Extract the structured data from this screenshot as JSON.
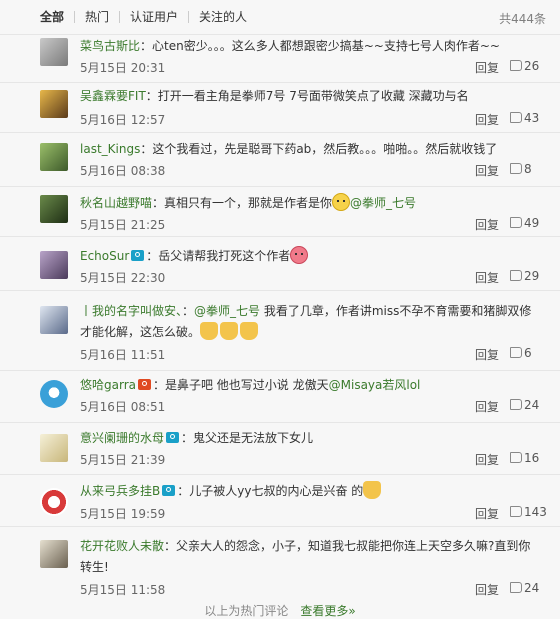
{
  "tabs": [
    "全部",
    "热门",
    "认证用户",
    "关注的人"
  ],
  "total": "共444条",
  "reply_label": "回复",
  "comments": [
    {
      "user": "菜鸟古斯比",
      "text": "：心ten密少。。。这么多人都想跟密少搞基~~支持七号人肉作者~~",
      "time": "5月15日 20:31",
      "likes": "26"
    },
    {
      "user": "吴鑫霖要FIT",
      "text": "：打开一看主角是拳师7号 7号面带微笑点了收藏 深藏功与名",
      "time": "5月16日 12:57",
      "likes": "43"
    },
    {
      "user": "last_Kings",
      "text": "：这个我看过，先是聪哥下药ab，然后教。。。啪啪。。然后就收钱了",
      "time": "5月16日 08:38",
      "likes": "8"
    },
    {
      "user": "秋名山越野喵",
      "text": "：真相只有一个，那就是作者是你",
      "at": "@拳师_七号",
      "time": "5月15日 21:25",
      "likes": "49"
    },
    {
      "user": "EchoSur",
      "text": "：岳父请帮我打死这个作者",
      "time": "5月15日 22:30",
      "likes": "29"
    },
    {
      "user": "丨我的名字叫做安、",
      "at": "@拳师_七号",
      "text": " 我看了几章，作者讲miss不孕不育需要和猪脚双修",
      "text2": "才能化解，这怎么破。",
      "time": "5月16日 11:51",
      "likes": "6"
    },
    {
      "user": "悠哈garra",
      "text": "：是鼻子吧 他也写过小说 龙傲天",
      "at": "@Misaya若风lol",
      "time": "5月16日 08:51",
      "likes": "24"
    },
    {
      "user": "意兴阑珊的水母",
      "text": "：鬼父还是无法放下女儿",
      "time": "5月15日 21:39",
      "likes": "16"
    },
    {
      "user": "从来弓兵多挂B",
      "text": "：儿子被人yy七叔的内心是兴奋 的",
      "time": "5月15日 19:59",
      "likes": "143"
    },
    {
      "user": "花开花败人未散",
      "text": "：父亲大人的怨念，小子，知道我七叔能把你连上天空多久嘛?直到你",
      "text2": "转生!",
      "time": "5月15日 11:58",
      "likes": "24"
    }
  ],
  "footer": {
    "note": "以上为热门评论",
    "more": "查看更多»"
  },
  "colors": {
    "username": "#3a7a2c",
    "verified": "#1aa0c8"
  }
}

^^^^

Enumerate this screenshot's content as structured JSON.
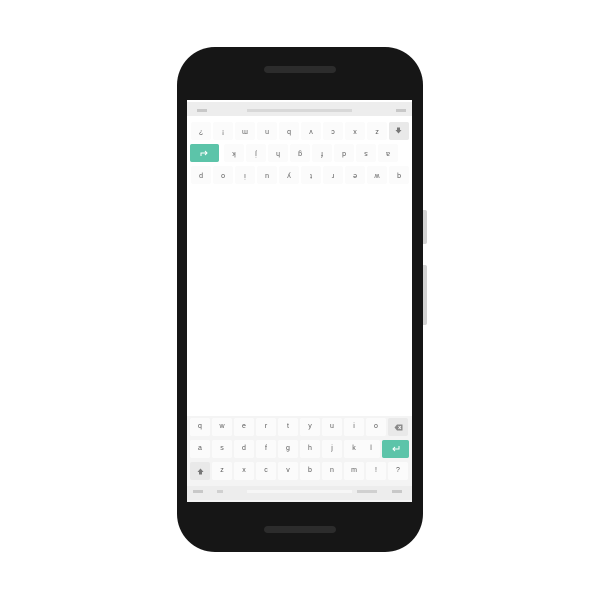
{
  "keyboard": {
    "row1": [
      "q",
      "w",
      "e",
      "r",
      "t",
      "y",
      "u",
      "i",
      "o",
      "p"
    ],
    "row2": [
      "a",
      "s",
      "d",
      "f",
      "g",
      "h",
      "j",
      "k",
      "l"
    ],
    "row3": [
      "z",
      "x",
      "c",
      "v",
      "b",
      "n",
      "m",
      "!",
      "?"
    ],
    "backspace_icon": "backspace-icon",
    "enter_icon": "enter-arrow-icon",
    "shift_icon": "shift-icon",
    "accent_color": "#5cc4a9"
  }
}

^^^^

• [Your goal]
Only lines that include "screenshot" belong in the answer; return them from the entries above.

• [Answer space]
Extract the structured data from this screenshot as JSON.
Enumerate this screenshot's content as structured JSON.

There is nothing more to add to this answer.